Review of police oversight bodies to be released to public this week

Review of police oversight bodies to be released to public this week

After spending 11 months reviewing Ontario's police oversight bodies, Justice Michael Tulloch will release his report and recommendations this Thursday — and the families of men who were killed in confrontations with police are hoping he'll call for significant reforms.

Tulloch heard from 1,500 individuals, held 17 public consultations and more than 130 private meetings across the province.

The review began on April 29, 2016, after activist groups like Black Lives Matter demanded the province overhaul the Special Investigations Unit (SIU) in the wake of fatal shootings of black men in Toronto.

The attorney general's office announced the review after the SIU released its report on the 2015 Toronto police shooting death of Andrew Loku, a father of five.

The SIU is a civilian oversight body which investigates cases of death, serious injury or sexual assault involving police officers.

It concluded that the officer who shot Loku, 45, would not face any criminal charges, which sparked a public outcry.

Loku was shot by Toronto police in July 2015 at an apartment complex near Rogers Road and Caledonia Road.
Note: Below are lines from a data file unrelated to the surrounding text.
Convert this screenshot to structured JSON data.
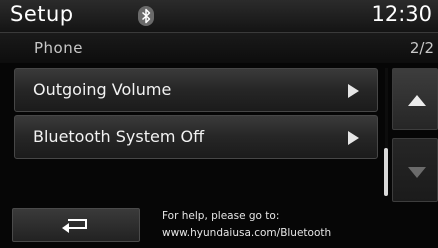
{
  "header": {
    "title": "Setup",
    "clock": "12:30",
    "bluetooth_icon": "bluetooth-icon"
  },
  "subheader": {
    "title": "Phone",
    "page": "2/2"
  },
  "menu": {
    "items": [
      {
        "label": "Outgoing Volume",
        "icon": "chevron-right-icon"
      },
      {
        "label": "Bluetooth System Off",
        "icon": "chevron-right-icon"
      }
    ]
  },
  "scroll": {
    "up_icon": "arrow-up-icon",
    "down_icon": "arrow-down-icon",
    "position": 1.0
  },
  "footer": {
    "back_icon": "back-return-icon",
    "help_line1": "For help, please go to:",
    "help_line2": "www.hyundaiusa.com/Bluetooth"
  },
  "colors": {
    "text": "#ffffff",
    "subtext": "#c8c8c8",
    "disabled_arrow": "#6b6b6b"
  }
}
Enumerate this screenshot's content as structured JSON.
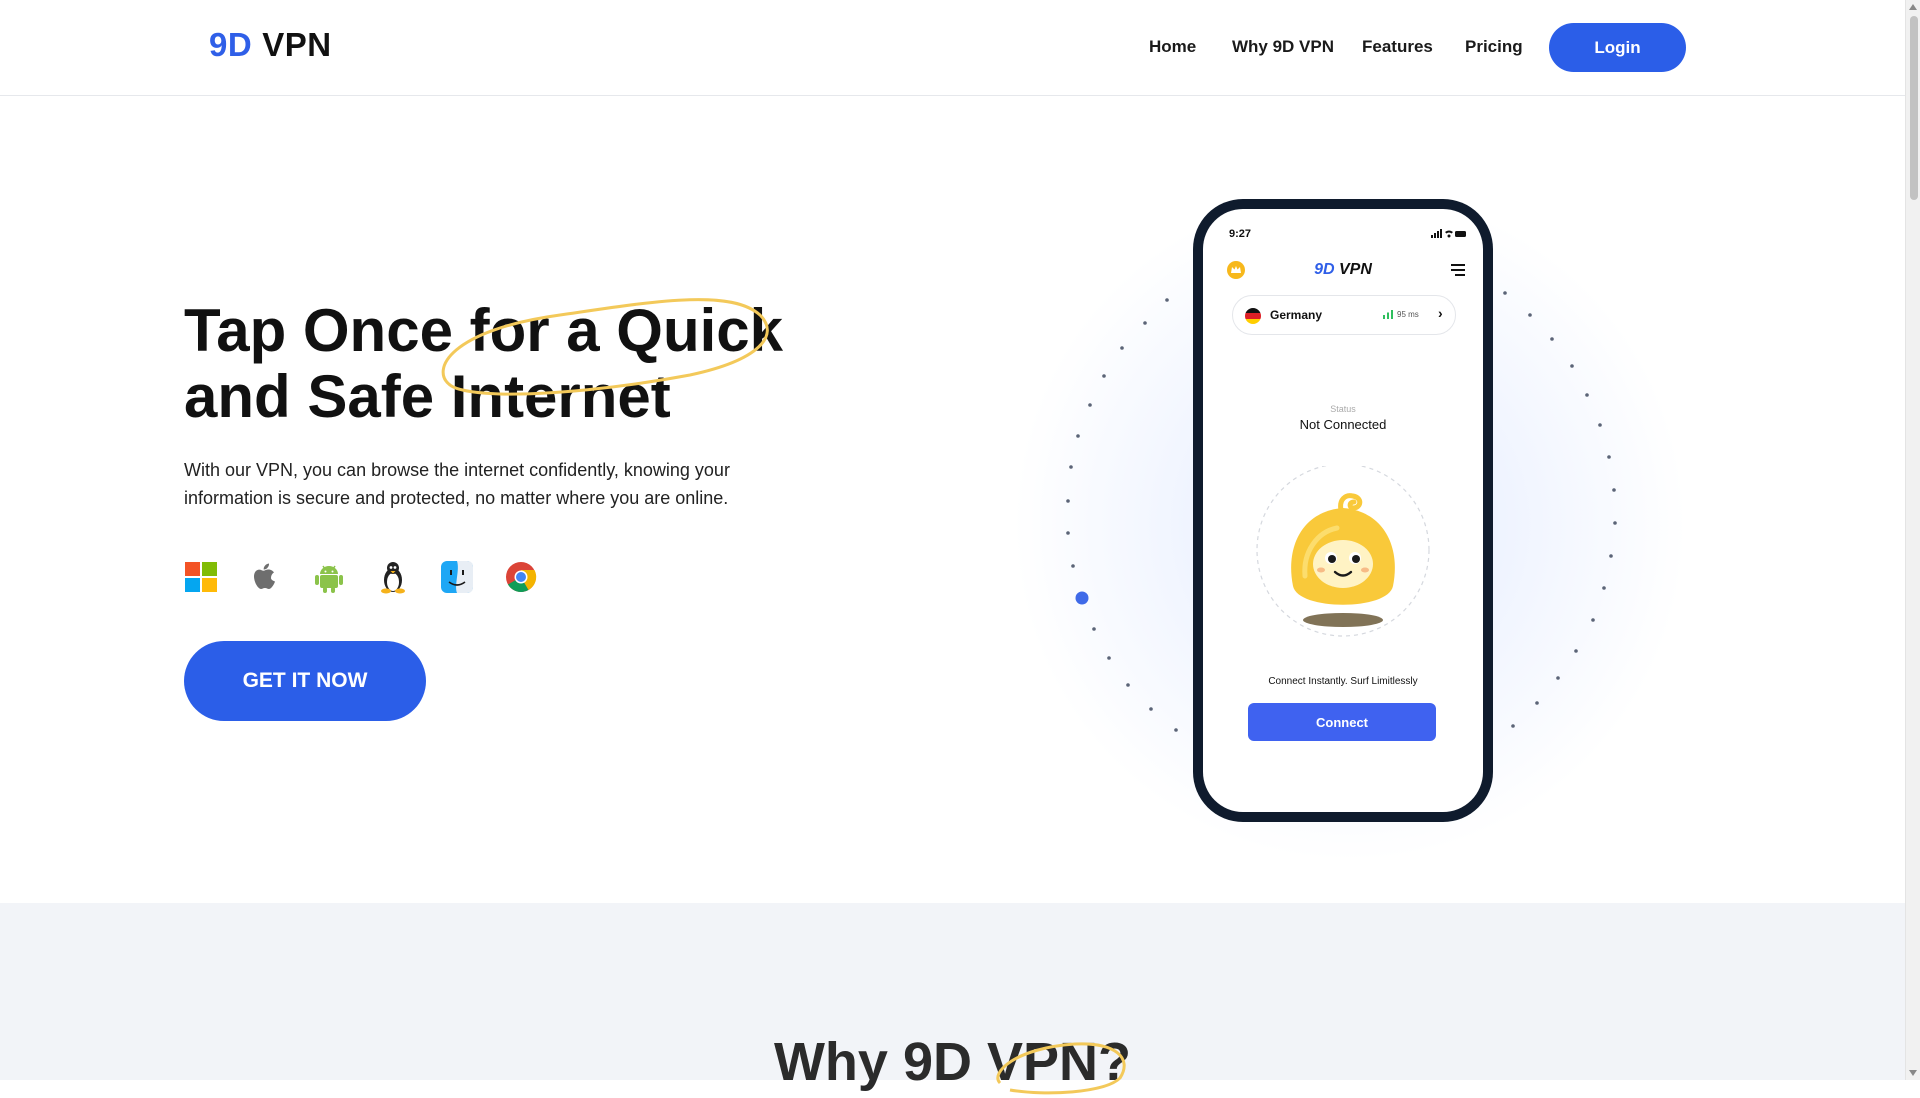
{
  "header": {
    "logo_accent": "9D",
    "logo_rest": "VPN",
    "nav": [
      "Home",
      "Why 9D VPN",
      "Features",
      "Pricing"
    ],
    "login_label": "Login"
  },
  "hero": {
    "title_line1": "Tap Once for a Quick",
    "title_line2": "and Safe Internet",
    "description": "With our VPN, you can browse the internet confidently, knowing your information is secure and protected, no matter where you are online.",
    "platforms": [
      "windows-icon",
      "apple-icon",
      "android-icon",
      "linux-icon",
      "macos-finder-icon",
      "chrome-icon"
    ],
    "cta_label": "GET IT NOW"
  },
  "phone": {
    "time": "9:27",
    "app_accent": "9D",
    "app_rest": "VPN",
    "country": "Germany",
    "ping": "95 ms",
    "status_label": "Status",
    "status_value": "Not Connected",
    "tagline": "Connect Instantly. Surf Limitlessly",
    "connect_label": "Connect"
  },
  "section2": {
    "title": "Why 9D VPN?"
  },
  "colors": {
    "primary": "#2b5ee8",
    "accent_ring": "#f3c95a",
    "phone_frame": "#0f1b2d",
    "section_bg": "#f2f4f8"
  }
}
He refused to comply with a police order to drop a hammer and had threatened to kill a friend of a guest in the apartment.

Almost two years later, Loku's uncle said the family is far from satisfied with the SIU report.
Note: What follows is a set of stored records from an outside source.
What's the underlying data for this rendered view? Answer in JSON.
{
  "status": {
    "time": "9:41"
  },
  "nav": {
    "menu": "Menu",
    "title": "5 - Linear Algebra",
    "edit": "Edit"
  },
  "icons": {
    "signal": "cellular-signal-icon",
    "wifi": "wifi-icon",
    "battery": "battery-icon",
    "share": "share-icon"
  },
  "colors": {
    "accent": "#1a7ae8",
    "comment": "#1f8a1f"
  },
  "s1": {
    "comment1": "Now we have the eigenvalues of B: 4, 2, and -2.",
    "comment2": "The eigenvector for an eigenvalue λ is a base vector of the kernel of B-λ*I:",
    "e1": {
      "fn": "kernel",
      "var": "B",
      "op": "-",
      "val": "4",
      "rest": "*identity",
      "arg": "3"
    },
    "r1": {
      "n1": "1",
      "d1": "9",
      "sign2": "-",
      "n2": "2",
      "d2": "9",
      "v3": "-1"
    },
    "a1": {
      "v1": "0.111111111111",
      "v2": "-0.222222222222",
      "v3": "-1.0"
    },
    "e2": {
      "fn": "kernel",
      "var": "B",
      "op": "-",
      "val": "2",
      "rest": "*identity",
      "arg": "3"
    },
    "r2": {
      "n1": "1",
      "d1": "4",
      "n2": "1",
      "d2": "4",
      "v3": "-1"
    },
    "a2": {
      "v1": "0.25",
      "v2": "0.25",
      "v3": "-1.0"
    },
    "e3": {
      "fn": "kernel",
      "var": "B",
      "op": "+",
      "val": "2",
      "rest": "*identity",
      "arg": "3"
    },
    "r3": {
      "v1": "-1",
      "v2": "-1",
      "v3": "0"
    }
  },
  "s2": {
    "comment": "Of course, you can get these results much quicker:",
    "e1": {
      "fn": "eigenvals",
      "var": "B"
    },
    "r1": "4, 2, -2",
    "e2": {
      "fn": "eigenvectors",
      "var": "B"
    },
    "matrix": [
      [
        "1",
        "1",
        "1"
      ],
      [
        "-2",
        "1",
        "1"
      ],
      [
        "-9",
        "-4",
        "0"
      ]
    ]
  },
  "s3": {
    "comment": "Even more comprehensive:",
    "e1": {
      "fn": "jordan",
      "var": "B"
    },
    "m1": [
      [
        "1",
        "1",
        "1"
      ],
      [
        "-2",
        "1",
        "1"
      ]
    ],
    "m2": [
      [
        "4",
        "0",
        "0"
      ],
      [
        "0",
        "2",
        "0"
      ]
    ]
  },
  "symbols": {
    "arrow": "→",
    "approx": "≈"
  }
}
"There wasn't really that much that can convince me or the whole family to knowing that this is exactly what led to this, based on that report that was released," said Semos Timon, a taxi driver in Saskatoon.   
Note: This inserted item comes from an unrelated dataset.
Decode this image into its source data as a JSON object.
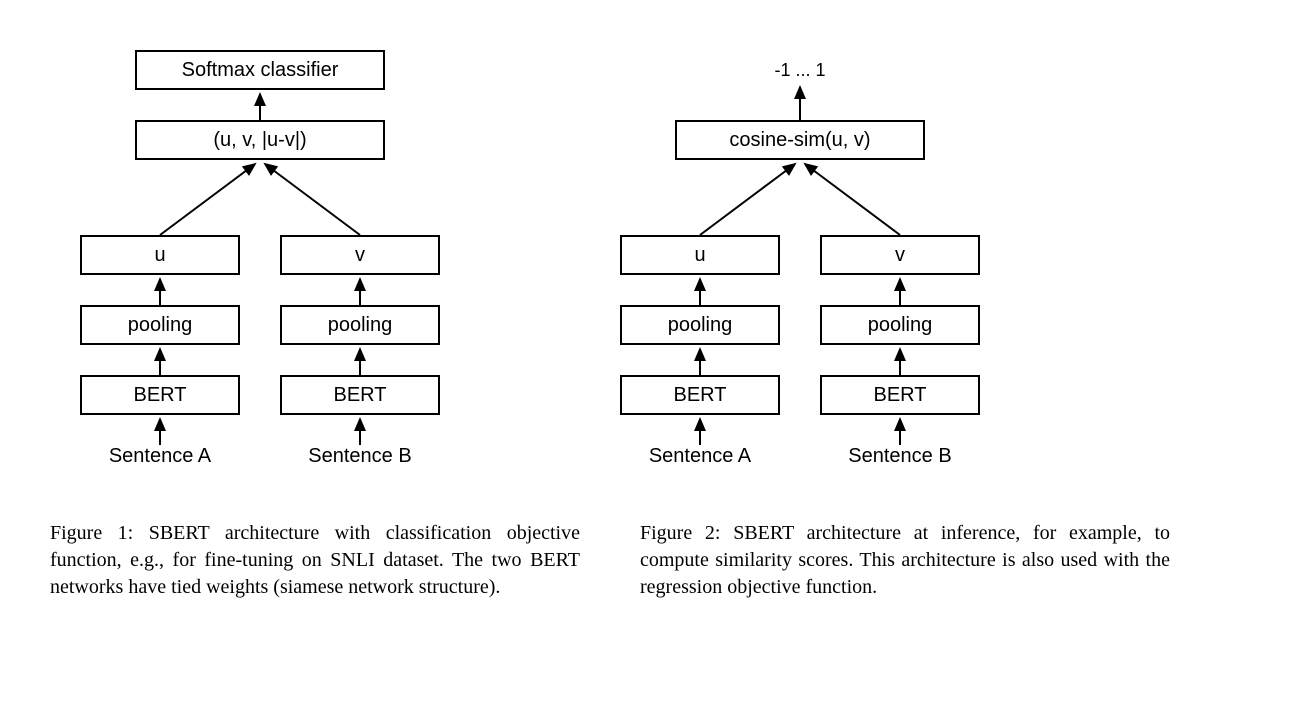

Timon told CBC Toronto he hopes Tulloch's recommendations include compelling the SIU to provide more information about its investigative findings to families and the public.

"The more information that can be shared with the family, it will help the family in the process of grieving because having everything so secretive increased the pain and the gap of trust and confidence in the process itself," Timon said in a phone interview.

Officers can refuse to co-operate

In the case of Rodrigo Almonacid, 43, who died in hospital after Toronto police officers tasered him eight times in his bathtub in November 2015, his family remains troubled by parts of the SIU investigation — especially the fact that two officers did not co-operate with the police oversight body.

The SIU cleared 10 Toronto police officers of wrongdoing in that case.

"It sort of boggles the mind that an officer can refuse to co-operate in an SIU investigation," said Kevin Wolf, the lawyer representing Almonacid's family.

"The family's position is that subject officers who are being investigated by the SIU should be statutorily mandated to co-operate with the investigation, that is. make himself available to be interviewed and furnish their field or duty notes on request."

The SIU is one of three bodies that Tulloch reviewed. The other two are the Office of the Independent Police Review Director (OIPRD) and the Ontario Civilian Police Commission (OCPC).

Tulloch delivered his report to Ontario Attorney General Yasir Naqvi on Friday.

"We are now undertaking a detailed review of the report," said Naqvi in a written statement.